Barbados’ Ambassador to CARICOM David Comissiong has dismissed as “unfair and unreasonable”, recent comments made by Honorary Consul for Belize in Barbados John Beale who was critical of CARICOM.
In fact, saying that Beale’s comments were without substance, Comissiong also took him to task for his suggestion that Prime Minister Mia Mottley rid Government of some state entities, including the Caribbean Broadcasting Corporation (CBC) and trim the size of her Cabinet.
He said people should be more objective and scientific in how they approach such matters, adding that it would be “ludicrous to be suggesting to a Government that it divest itself of any ownership of a public broadcasting system”.
“It is so easy to trot out these of kinds of opinions, but when you subject them to a little scrutiny you really find that they don’t hold water,” said a fired-up Comissiong.
Regarding Beale’s belief that Mottley should reduce her 24-member Cabinet, Comissiong added: “The test of whether a Government minister is justified is whether that minister is giving value for money. If that minister is producing and delivering something of value to the nation that justifies the expenditure on the minister. That should be the test you apply, not simply a question of numbers.”
He also dismissed Beale’s contention that there were more than 75 statutory corporations, some of which the former ambassador said “should not exist”.
“To give the impression that there are 75 statutory corporations that the Government has responsibility for cannot be true. It is so easy to talk about getting rid of statutory corporations, but when pressed to identify which statutory corporations to get rid of . . . it is very difficult then for the critics to be specific, because all of these entities perform very important functions, as does the Caribbean Broadcasting Corporation,” said Comissiong, who added that it was standard practice in countries across the world for governments to have a broadcasting company.
It was on Thursday, while addressing a regular meeting of the Rotary Club of Barbados, that Beale pointed to the need for a leaner Cabinet and divestment of some state entities, singling out CBC on the latter count.

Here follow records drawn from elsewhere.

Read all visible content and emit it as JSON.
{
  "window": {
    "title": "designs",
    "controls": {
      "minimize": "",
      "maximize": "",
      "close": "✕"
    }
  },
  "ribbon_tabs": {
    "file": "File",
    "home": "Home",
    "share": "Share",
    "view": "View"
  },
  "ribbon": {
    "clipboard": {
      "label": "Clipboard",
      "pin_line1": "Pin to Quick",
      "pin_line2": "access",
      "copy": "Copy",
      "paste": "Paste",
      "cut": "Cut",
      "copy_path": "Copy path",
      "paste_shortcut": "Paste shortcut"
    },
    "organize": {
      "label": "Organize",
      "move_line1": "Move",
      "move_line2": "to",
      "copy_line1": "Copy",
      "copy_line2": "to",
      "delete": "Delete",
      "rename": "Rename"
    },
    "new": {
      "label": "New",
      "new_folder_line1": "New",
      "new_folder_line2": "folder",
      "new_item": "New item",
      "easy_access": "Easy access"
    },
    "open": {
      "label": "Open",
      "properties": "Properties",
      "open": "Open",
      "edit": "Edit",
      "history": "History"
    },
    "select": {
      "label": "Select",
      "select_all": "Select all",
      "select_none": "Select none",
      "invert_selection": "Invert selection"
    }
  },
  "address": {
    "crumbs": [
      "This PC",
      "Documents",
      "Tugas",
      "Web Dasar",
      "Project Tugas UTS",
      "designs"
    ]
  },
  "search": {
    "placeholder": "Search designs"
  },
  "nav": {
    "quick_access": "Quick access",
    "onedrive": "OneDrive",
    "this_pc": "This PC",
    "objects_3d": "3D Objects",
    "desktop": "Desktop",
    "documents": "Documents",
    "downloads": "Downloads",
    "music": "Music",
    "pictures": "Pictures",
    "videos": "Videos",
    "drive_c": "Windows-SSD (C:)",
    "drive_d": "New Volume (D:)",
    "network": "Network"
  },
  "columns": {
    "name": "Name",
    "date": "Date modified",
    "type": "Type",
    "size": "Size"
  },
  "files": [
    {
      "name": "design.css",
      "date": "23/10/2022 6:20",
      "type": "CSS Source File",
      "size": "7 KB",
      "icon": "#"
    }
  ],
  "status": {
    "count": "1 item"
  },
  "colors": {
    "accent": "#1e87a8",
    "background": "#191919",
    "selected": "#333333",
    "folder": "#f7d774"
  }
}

He reasoned that the country was simply too small for the number of statutory agencies and Government ministers.
In relation to CARICOM, Beale, a former Ambassador to the United States and the Organization of American State (OAS) said there was hardly any unity, while criticising the short period a prime minister chairs the 15-member bloc.
“How in God’s name can you have CARICOM that changes management every six months?” Beale queried.
However, Comissiong, who said he felt compelled to “clarify” the “misinformation”, told Barbados TODAY the fact that the Chairman of the Conference of Heads of Government changed every six months did not constitute a change in the management of CARICOM.
“Mr Beale perhaps doesn’t understand that the Chairman of CARICOM simply presides over the chairing of the Conference of Heads of Government,” said Comissiong, explaining that the six-month period made “absolute sense in that it gives every country an opportunity to chair within a reasonable period of time”.
“Chairing simply means that the prime minister chairs the major CARICOM conference that will take place during his or her six-month term, and his or her country will be the host site and have responsibility for putting on that conference and the costs associated,” he added.
Further explaining that the management function of CARICOM was carried out by the Guyana-based CARICOM Secretariat and the Secretary General, Comissiong said the latter’s position was a long-term one.
The current Secretary General is Ambassador Irwin LaRocque. He took up that position in August 2011 and is due to demit office next year.
There is also a Bureau of CARICOM, a sub-committee of the Conference of Heads of Governments that is made up of the current, past and incoming chairs of CARICOM.
“So a head of state who becomes chairman actually spends 18 months on the Bureau – they are the chair for six months but sits on the Bureau as incoming, six months as the current and six months as the past chair. So to talk about the chair only being in a position for six months is in fact erroneous,” said Comissiong.
“Then to suggest there is no unity in CARICOM is simply not true,” he added, pointing out that with any integration organisation one should expect “peaks and valleys”.
“There will be times when there is a lack of unity, there will be other times when the organisation is well unified. But to single out a period when the organisation might have slipped and assume that is a permanent condition is not right,” he said.
In fact, Comissiong said this year was one that showed how well the region functioned in unity, pointing to how it dealt with the COVID-19 pandemic in association with relevant regional organisations set up by CARICOM to assist member states.
“If you look at the entire international community, you perhaps will have to put CARICOM in first place right across the world in the manner in which our community came together, unified and dealt with the pandemic in a very organised and scientific manner,” said Comissiong.
He also dismissed Beale’s idea of a president calling the region and requesting to speak with just one leader, saying such a statement was “misconceived” since CARICOM is an organisation that “brings together sovereign independent nations”.